Leela: Professor, isn't it time for your nap?
Farnsworth: Yes, dammit! [instantly falls asleep]
- Averted in Hey Arnold!, as both grandparents are quite hyperactive, and awake almost all of the time. Almost inverted with Grandma Gertie, since she seems to even be awake at odd hours in the night.
- One episode of King of the Hill dealt with Hank and the gang befriending the elderly school groundskeeper Smitty, who keeps falling asleep every time he tries to fix up the football field.
- Granny Smith of My Little Pony: Friendship Is Magic seems to doze off easily. In "Luna Eclipsed", when she takes some fillies out Trick-or-Treating, she states that she should have been asleep five hours ago. It's a trait that appears less and less as the cartoon goes and she gets a more energetic personality.
- The Oh Yeah! Cartoons short "Youngstar 3" starts with Old Man falling asleep, prompting his grandson Youngstar and Shero to go ahead and face a giant monster without his help. Once he wakes up and follows them, Old Man isn't happy about his teammates facing the threat without him.
Old Man: Where do you think you two are going without me to save the day?
Youngstar: But Grandpa, you were napping!
Old Man: [mocking tone] But Grandpa...
- Parodied on Phineas and Ferb. Linda's mother appears to be succumbing, but she was playfully teasing Lawrence about his boring thimble story.
- Cohort of the Ministry of Pain (a trio of elderly supervillains) from The Powerpuff Girls episode "Fallen Arches" is shown to have fallen asleep in the midst of a bank heist.
- Suga Mama on The Proud Family always falls asleep while watching wrestling or when she is supposed to be chaperoning Penny or babysitting the twins. Turn it off and she immediately wakes up to tell you to turn it back on, then goes back to sleep once it's back on.
- Whenever Grandpa Lou is put in charge of the babies, he is always asleep within a matter of seconds, a fact that the babies always use to their advantage. The Movie hints that age has nothing to do with this however and that he's been this way his whole life (likely alluding to narcolepsy). Didi mentions that he slept through Pearl Harbor.

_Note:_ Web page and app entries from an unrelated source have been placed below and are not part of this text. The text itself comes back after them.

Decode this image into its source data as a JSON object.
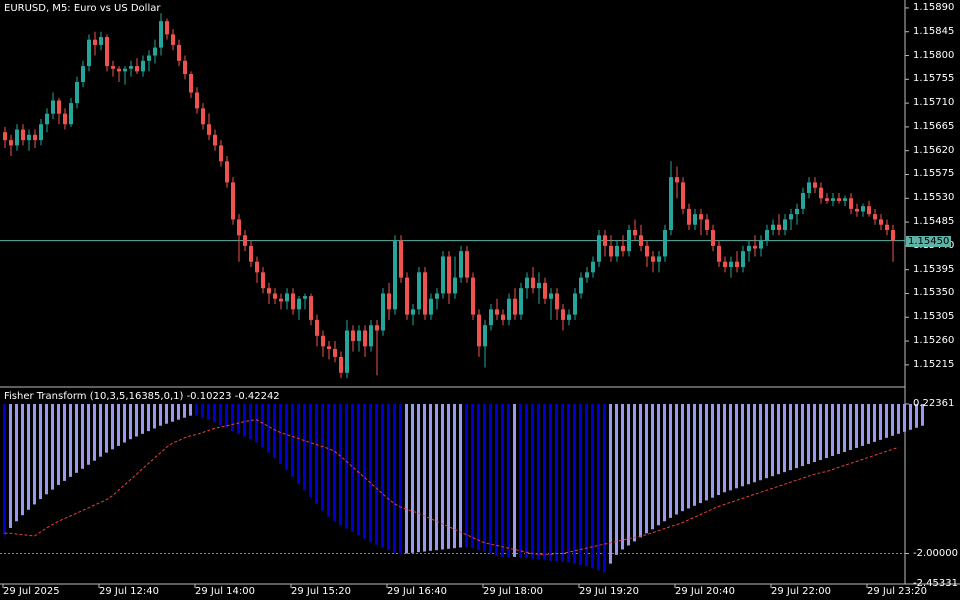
{
  "main_chart": {
    "symbol_caption": "EURUSD, M5:  Euro vs US Dollar",
    "current_price": "1.15450",
    "y_labels": [
      "1.15890",
      "1.15845",
      "1.15800",
      "1.15755",
      "1.15710",
      "1.15665",
      "1.15620",
      "1.15575",
      "1.15530",
      "1.15485",
      "1.15440",
      "1.15395",
      "1.15350",
      "1.15305",
      "1.15260",
      "1.15215"
    ],
    "colors": {
      "bull": "#26a69a",
      "bear": "#ef5350",
      "bid_line": "#5fb3a6"
    },
    "chart_data": {
      "type": "candlestick",
      "ylim": [
        1.15175,
        1.15905
      ],
      "candles": [
        [
          1.15655,
          1.15665,
          1.15625,
          1.1564
        ],
        [
          1.1564,
          1.1565,
          1.1561,
          1.1563
        ],
        [
          1.1563,
          1.1567,
          1.1562,
          1.1566
        ],
        [
          1.1566,
          1.1567,
          1.1563,
          1.1564
        ],
        [
          1.1564,
          1.1566,
          1.1562,
          1.1565
        ],
        [
          1.1565,
          1.1566,
          1.15625,
          1.1564
        ],
        [
          1.1564,
          1.1568,
          1.1563,
          1.1567
        ],
        [
          1.1567,
          1.157,
          1.15655,
          1.1569
        ],
        [
          1.1569,
          1.1573,
          1.1568,
          1.15715
        ],
        [
          1.15715,
          1.1572,
          1.1567,
          1.1569
        ],
        [
          1.1569,
          1.157,
          1.1566,
          1.1567
        ],
        [
          1.1567,
          1.1572,
          1.15665,
          1.1571
        ],
        [
          1.1571,
          1.1576,
          1.157,
          1.1575
        ],
        [
          1.1575,
          1.1579,
          1.1574,
          1.1578
        ],
        [
          1.1578,
          1.1584,
          1.1577,
          1.1583
        ],
        [
          1.1583,
          1.15845,
          1.158,
          1.1582
        ],
        [
          1.1582,
          1.15845,
          1.1581,
          1.15835
        ],
        [
          1.15835,
          1.1584,
          1.1577,
          1.1578
        ],
        [
          1.1578,
          1.1579,
          1.1576,
          1.15775
        ],
        [
          1.15775,
          1.1578,
          1.1575,
          1.1577
        ],
        [
          1.1577,
          1.1578,
          1.15745,
          1.15775
        ],
        [
          1.15775,
          1.1579,
          1.1576,
          1.1578
        ],
        [
          1.1578,
          1.15795,
          1.15765,
          1.1577
        ],
        [
          1.1577,
          1.158,
          1.1576,
          1.1579
        ],
        [
          1.1579,
          1.1581,
          1.1577,
          1.158
        ],
        [
          1.158,
          1.1583,
          1.15785,
          1.15815
        ],
        [
          1.15815,
          1.1588,
          1.158,
          1.15865
        ],
        [
          1.15865,
          1.1587,
          1.1583,
          1.1584
        ],
        [
          1.1584,
          1.1585,
          1.1581,
          1.1582
        ],
        [
          1.1582,
          1.1583,
          1.1578,
          1.1579
        ],
        [
          1.1579,
          1.158,
          1.15755,
          1.15765
        ],
        [
          1.15765,
          1.1577,
          1.1572,
          1.1573
        ],
        [
          1.1573,
          1.1574,
          1.1569,
          1.157
        ],
        [
          1.157,
          1.1571,
          1.1566,
          1.1567
        ],
        [
          1.1567,
          1.1569,
          1.1564,
          1.1565
        ],
        [
          1.1565,
          1.1566,
          1.1562,
          1.1563
        ],
        [
          1.1563,
          1.1564,
          1.1559,
          1.156
        ],
        [
          1.156,
          1.1561,
          1.1555,
          1.1556
        ],
        [
          1.1556,
          1.1557,
          1.1548,
          1.1549
        ],
        [
          1.1549,
          1.155,
          1.1541,
          1.1546
        ],
        [
          1.1546,
          1.1547,
          1.1543,
          1.1544
        ],
        [
          1.1544,
          1.1545,
          1.154,
          1.1541
        ],
        [
          1.1541,
          1.1542,
          1.1537,
          1.1539
        ],
        [
          1.1539,
          1.154,
          1.1535,
          1.1536
        ],
        [
          1.1536,
          1.1537,
          1.1533,
          1.1535
        ],
        [
          1.1535,
          1.1536,
          1.1533,
          1.1534
        ],
        [
          1.1534,
          1.1535,
          1.1532,
          1.15335
        ],
        [
          1.15335,
          1.1536,
          1.1532,
          1.1535
        ],
        [
          1.1535,
          1.1536,
          1.1531,
          1.1532
        ],
        [
          1.1532,
          1.15345,
          1.153,
          1.1534
        ],
        [
          1.1534,
          1.1535,
          1.1532,
          1.15345
        ],
        [
          1.15345,
          1.1535,
          1.1529,
          1.153
        ],
        [
          1.153,
          1.1531,
          1.1525,
          1.1527
        ],
        [
          1.1527,
          1.1528,
          1.1523,
          1.1525
        ],
        [
          1.1525,
          1.1526,
          1.15225,
          1.15245
        ],
        [
          1.15245,
          1.1526,
          1.1522,
          1.1523
        ],
        [
          1.1523,
          1.1524,
          1.1519,
          1.152
        ],
        [
          1.152,
          1.153,
          1.1519,
          1.1528
        ],
        [
          1.1528,
          1.1529,
          1.1524,
          1.1526
        ],
        [
          1.1526,
          1.1529,
          1.1524,
          1.1528
        ],
        [
          1.1528,
          1.1529,
          1.1523,
          1.1525
        ],
        [
          1.1525,
          1.153,
          1.1524,
          1.1529
        ],
        [
          1.1529,
          1.153,
          1.15195,
          1.1528
        ],
        [
          1.1528,
          1.1536,
          1.1527,
          1.1535
        ],
        [
          1.1535,
          1.1537,
          1.153,
          1.1532
        ],
        [
          1.1532,
          1.1546,
          1.1531,
          1.1545
        ],
        [
          1.1545,
          1.1546,
          1.1537,
          1.1538
        ],
        [
          1.1538,
          1.1539,
          1.153,
          1.1531
        ],
        [
          1.1531,
          1.1533,
          1.1529,
          1.1532
        ],
        [
          1.1532,
          1.154,
          1.1531,
          1.1539
        ],
        [
          1.1539,
          1.154,
          1.153,
          1.1531
        ],
        [
          1.1531,
          1.1535,
          1.153,
          1.1534
        ],
        [
          1.1534,
          1.1536,
          1.1532,
          1.1535
        ],
        [
          1.1535,
          1.1543,
          1.1534,
          1.1542
        ],
        [
          1.1542,
          1.1543,
          1.1533,
          1.1535
        ],
        [
          1.1535,
          1.1542,
          1.1534,
          1.1538
        ],
        [
          1.1538,
          1.1544,
          1.1537,
          1.1543
        ],
        [
          1.1543,
          1.1544,
          1.1537,
          1.1538
        ],
        [
          1.1538,
          1.1539,
          1.153,
          1.1531
        ],
        [
          1.1531,
          1.1532,
          1.1523,
          1.1525
        ],
        [
          1.1525,
          1.153,
          1.1521,
          1.1529
        ],
        [
          1.1529,
          1.1533,
          1.1528,
          1.1532
        ],
        [
          1.1532,
          1.1534,
          1.153,
          1.1531
        ],
        [
          1.1531,
          1.1532,
          1.1529,
          1.153
        ],
        [
          1.153,
          1.1535,
          1.1529,
          1.1534
        ],
        [
          1.1534,
          1.1536,
          1.153,
          1.1531
        ],
        [
          1.1531,
          1.1537,
          1.153,
          1.1536
        ],
        [
          1.1536,
          1.1539,
          1.1534,
          1.1538
        ],
        [
          1.1538,
          1.154,
          1.1535,
          1.1536
        ],
        [
          1.1536,
          1.1539,
          1.1533,
          1.1537
        ],
        [
          1.1537,
          1.1538,
          1.1533,
          1.1534
        ],
        [
          1.1534,
          1.1536,
          1.153,
          1.1535
        ],
        [
          1.1535,
          1.1536,
          1.153,
          1.1532
        ],
        [
          1.1532,
          1.1533,
          1.1528,
          1.153
        ],
        [
          1.153,
          1.1532,
          1.1529,
          1.1531
        ],
        [
          1.1531,
          1.1536,
          1.153,
          1.1535
        ],
        [
          1.1535,
          1.1539,
          1.1534,
          1.1538
        ],
        [
          1.1538,
          1.154,
          1.1537,
          1.1539
        ],
        [
          1.1539,
          1.1542,
          1.1538,
          1.1541
        ],
        [
          1.1541,
          1.1547,
          1.154,
          1.1546
        ],
        [
          1.1546,
          1.1547,
          1.1542,
          1.1544
        ],
        [
          1.1544,
          1.1546,
          1.1541,
          1.1542
        ],
        [
          1.1542,
          1.1545,
          1.1541,
          1.1544
        ],
        [
          1.1544,
          1.1546,
          1.1542,
          1.1543
        ],
        [
          1.1543,
          1.1548,
          1.1542,
          1.1547
        ],
        [
          1.1547,
          1.1549,
          1.1545,
          1.1546
        ],
        [
          1.1546,
          1.1548,
          1.1543,
          1.1544
        ],
        [
          1.1544,
          1.1545,
          1.154,
          1.1542
        ],
        [
          1.1542,
          1.1543,
          1.1539,
          1.1541
        ],
        [
          1.1541,
          1.1543,
          1.1539,
          1.1542
        ],
        [
          1.1542,
          1.1548,
          1.1541,
          1.1547
        ],
        [
          1.1547,
          1.156,
          1.1546,
          1.1557
        ],
        [
          1.1557,
          1.1559,
          1.1553,
          1.1556
        ],
        [
          1.1556,
          1.1557,
          1.155,
          1.1551
        ],
        [
          1.1551,
          1.1552,
          1.1547,
          1.1548
        ],
        [
          1.1548,
          1.1551,
          1.1547,
          1.155
        ],
        [
          1.155,
          1.1551,
          1.1546,
          1.1549
        ],
        [
          1.1549,
          1.155,
          1.1546,
          1.1547
        ],
        [
          1.1547,
          1.1548,
          1.1543,
          1.1544
        ],
        [
          1.1544,
          1.1545,
          1.154,
          1.1541
        ],
        [
          1.1541,
          1.1542,
          1.1539,
          1.154
        ],
        [
          1.154,
          1.1542,
          1.1538,
          1.1541
        ],
        [
          1.1541,
          1.1543,
          1.1539,
          1.154
        ],
        [
          1.154,
          1.1544,
          1.1539,
          1.1543
        ],
        [
          1.1543,
          1.1545,
          1.1541,
          1.1544
        ],
        [
          1.1544,
          1.1546,
          1.1542,
          1.15435
        ],
        [
          1.15435,
          1.1546,
          1.1542,
          1.1545
        ],
        [
          1.1545,
          1.1548,
          1.1544,
          1.1547
        ],
        [
          1.1547,
          1.1549,
          1.1546,
          1.1548
        ],
        [
          1.1548,
          1.155,
          1.1546,
          1.1547
        ],
        [
          1.1547,
          1.155,
          1.1546,
          1.1549
        ],
        [
          1.1549,
          1.1551,
          1.1547,
          1.155
        ],
        [
          1.155,
          1.1552,
          1.1548,
          1.1551
        ],
        [
          1.1551,
          1.1555,
          1.155,
          1.1554
        ],
        [
          1.1554,
          1.1557,
          1.1553,
          1.1556
        ],
        [
          1.1556,
          1.1557,
          1.1554,
          1.1555
        ],
        [
          1.1555,
          1.1556,
          1.1552,
          1.1553
        ],
        [
          1.1553,
          1.1554,
          1.1552,
          1.15525
        ],
        [
          1.15525,
          1.1554,
          1.15515,
          1.1553
        ],
        [
          1.1553,
          1.1554,
          1.1552,
          1.15525
        ],
        [
          1.15525,
          1.15535,
          1.15515,
          1.1553
        ],
        [
          1.1553,
          1.1554,
          1.155,
          1.1551
        ],
        [
          1.1551,
          1.1552,
          1.15495,
          1.15505
        ],
        [
          1.15505,
          1.1552,
          1.15495,
          1.15515
        ],
        [
          1.15515,
          1.15525,
          1.15495,
          1.155
        ],
        [
          1.155,
          1.1551,
          1.1548,
          1.1549
        ],
        [
          1.1549,
          1.155,
          1.1547,
          1.1548
        ],
        [
          1.1548,
          1.1549,
          1.1546,
          1.1547
        ],
        [
          1.1547,
          1.1548,
          1.1541,
          1.1545
        ]
      ]
    }
  },
  "indicator": {
    "caption": "Fisher Transform (10,3,5,16385,0,1) -0.10223 -0.42242",
    "y_labels": [
      "0.22361",
      "-2.00000",
      "-2.45331"
    ],
    "colors": {
      "bar_light": "#9999ee",
      "bar_dark": "#0000cc",
      "signal": "#e84040",
      "level": "#888888"
    },
    "chart_data": {
      "type": "bar",
      "ylim": [
        -2.45331,
        0.22361
      ],
      "level": -2.0,
      "fisher": [
        -1.72,
        -1.62,
        -1.52,
        -1.43,
        -1.35,
        -1.27,
        -1.19,
        -1.12,
        -1.05,
        -0.98,
        -0.92,
        -0.86,
        -0.8,
        -0.74,
        -0.68,
        -0.62,
        -0.56,
        -0.5,
        -0.45,
        -0.4,
        -0.35,
        -0.3,
        -0.26,
        -0.22,
        -0.18,
        -0.14,
        -0.1,
        -0.07,
        -0.04,
        -0.01,
        0.02,
        0.05,
        0.05,
        0.02,
        -0.01,
        -0.05,
        -0.09,
        -0.13,
        -0.18,
        -0.22,
        -0.26,
        -0.3,
        -0.35,
        -0.42,
        -0.5,
        -0.58,
        -0.67,
        -0.76,
        -0.86,
        -0.96,
        -1.06,
        -1.16,
        -1.26,
        -1.36,
        -1.45,
        -1.52,
        -1.58,
        -1.63,
        -1.68,
        -1.73,
        -1.78,
        -1.83,
        -1.87,
        -1.91,
        -1.95,
        -1.99,
        -2.01,
        -2.0,
        -1.99,
        -1.98,
        -1.97,
        -1.96,
        -1.95,
        -1.94,
        -1.93,
        -1.92,
        -1.91,
        -1.91,
        -1.92,
        -1.95,
        -1.97,
        -2.0,
        -2.03,
        -2.05,
        -2.06,
        -2.05,
        -2.06,
        -2.07,
        -2.08,
        -2.09,
        -2.1,
        -2.11,
        -2.11,
        -2.12,
        -2.13,
        -2.15,
        -2.17,
        -2.19,
        -2.22,
        -2.25,
        -2.28,
        -2.15,
        -2.02,
        -1.94,
        -1.88,
        -1.82,
        -1.76,
        -1.7,
        -1.64,
        -1.58,
        -1.52,
        -1.47,
        -1.42,
        -1.37,
        -1.33,
        -1.29,
        -1.25,
        -1.21,
        -1.17,
        -1.13,
        -1.09,
        -1.06,
        -1.03,
        -1.0,
        -0.97,
        -0.94,
        -0.91,
        -0.88,
        -0.85,
        -0.82,
        -0.79,
        -0.76,
        -0.73,
        -0.7,
        -0.67,
        -0.64,
        -0.61,
        -0.58,
        -0.55,
        -0.52,
        -0.49,
        -0.46,
        -0.43,
        -0.4,
        -0.37,
        -0.34,
        -0.31,
        -0.28,
        -0.25,
        -0.22,
        -0.19,
        -0.16,
        -0.13,
        -0.1
      ],
      "signal": [
        -1.7,
        -1.7,
        -1.71,
        -1.72,
        -1.73,
        -1.74,
        -1.68,
        -1.62,
        -1.57,
        -1.52,
        -1.48,
        -1.44,
        -1.4,
        -1.36,
        -1.32,
        -1.28,
        -1.24,
        -1.2,
        -1.14,
        -1.06,
        -0.98,
        -0.9,
        -0.82,
        -0.74,
        -0.66,
        -0.58,
        -0.5,
        -0.42,
        -0.36,
        -0.32,
        -0.28,
        -0.25,
        -0.23,
        -0.2,
        -0.17,
        -0.14,
        -0.12,
        -0.1,
        -0.08,
        -0.06,
        -0.04,
        -0.02,
        -0.01,
        -0.06,
        -0.11,
        -0.16,
        -0.2,
        -0.23,
        -0.26,
        -0.29,
        -0.32,
        -0.35,
        -0.38,
        -0.41,
        -0.44,
        -0.48,
        -0.55,
        -0.63,
        -0.71,
        -0.79,
        -0.87,
        -0.95,
        -1.03,
        -1.11,
        -1.19,
        -1.26,
        -1.31,
        -1.34,
        -1.37,
        -1.4,
        -1.44,
        -1.48,
        -1.52,
        -1.56,
        -1.6,
        -1.64,
        -1.68,
        -1.72,
        -1.76,
        -1.8,
        -1.84,
        -1.86,
        -1.88,
        -1.9,
        -1.92,
        -1.94,
        -1.96,
        -1.98,
        -2.0,
        -2.01,
        -2.01,
        -2.01,
        -2.0,
        -2.0,
        -1.98,
        -1.96,
        -1.94,
        -1.92,
        -1.9,
        -1.88,
        -1.86,
        -1.84,
        -1.82,
        -1.8,
        -1.78,
        -1.76,
        -1.74,
        -1.72,
        -1.69,
        -1.66,
        -1.63,
        -1.6,
        -1.57,
        -1.54,
        -1.5,
        -1.46,
        -1.42,
        -1.38,
        -1.34,
        -1.3,
        -1.27,
        -1.24,
        -1.21,
        -1.18,
        -1.15,
        -1.12,
        -1.09,
        -1.06,
        -1.03,
        -1.0,
        -0.97,
        -0.94,
        -0.91,
        -0.88,
        -0.85,
        -0.82,
        -0.8,
        -0.78,
        -0.75,
        -0.72,
        -0.69,
        -0.66,
        -0.63,
        -0.6,
        -0.57,
        -0.54,
        -0.51,
        -0.48,
        -0.45,
        -0.42
      ]
    }
  },
  "time_axis": {
    "labels": [
      "29 Jul 2025",
      "29 Jul 12:40",
      "29 Jul 14:00",
      "29 Jul 15:20",
      "29 Jul 16:40",
      "29 Jul 18:00",
      "29 Jul 19:20",
      "29 Jul 20:40",
      "29 Jul 22:00",
      "29 Jul 23:20"
    ]
  }
}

- When he leaves in "Grandpa Moves Out", the family visits him at the retirement home. Tommy and Angelica are watched over by the surrogate grandmother. She shows pictures of her grandchildren while listing the names of the seven dwarfs. When she can't remember the name of the last one, and Angelica suggests "Sleepy", she says she could use a nap and instantly falls asleep. Angelica also believes that the seniors went to a "Tired Center" because they're all too tired to play with their grandchildren, and she and Tommy get the idea to wake up all the seniors.
- Invoked as a plot point in the Chanukah episode; when the babies mishear "the meaning of Chanukah" as "the meanie of Chanukah," they decide to put him down for a nap. First, they try blankets and a pillow, then they try using a portable TV (which breaks). Finally, the "meanie", Shlomo, takes his nap as Boris tells the Chanukah story.
- In one episode, while Grandpa is absent, Tommy tries acting like him so Dil won't miss him. This includes "reading" a storybook before falling asleep.
- The Simpsons: Abraham J. Simpson is constantly falling asleep, often in the middle of sentences. It's possible he's narcoleptic (especially on the season nine episode "Lisa's Sax" where, after he tried to sing "The Funky Grampa", Grampa ended up falling asleep standing up).
- Happens in SpongeBob SquarePants with Mermaid Man, who will keep randomly dozing off while standing and when woken up he'll start acting like he's about to go into a mission.
- The Superhero Squad Show episode "Days, Nights, and Weekends of Future Past!" had Falcon and H.E.R.B.I.E. end up in an alternate reality where Scarlet Empress (an older Scarlet Witch) has taken over the world with an army of Sentinels. The heroes encounter an elderly Magneto who frequently falls asleep before finishing his sentences.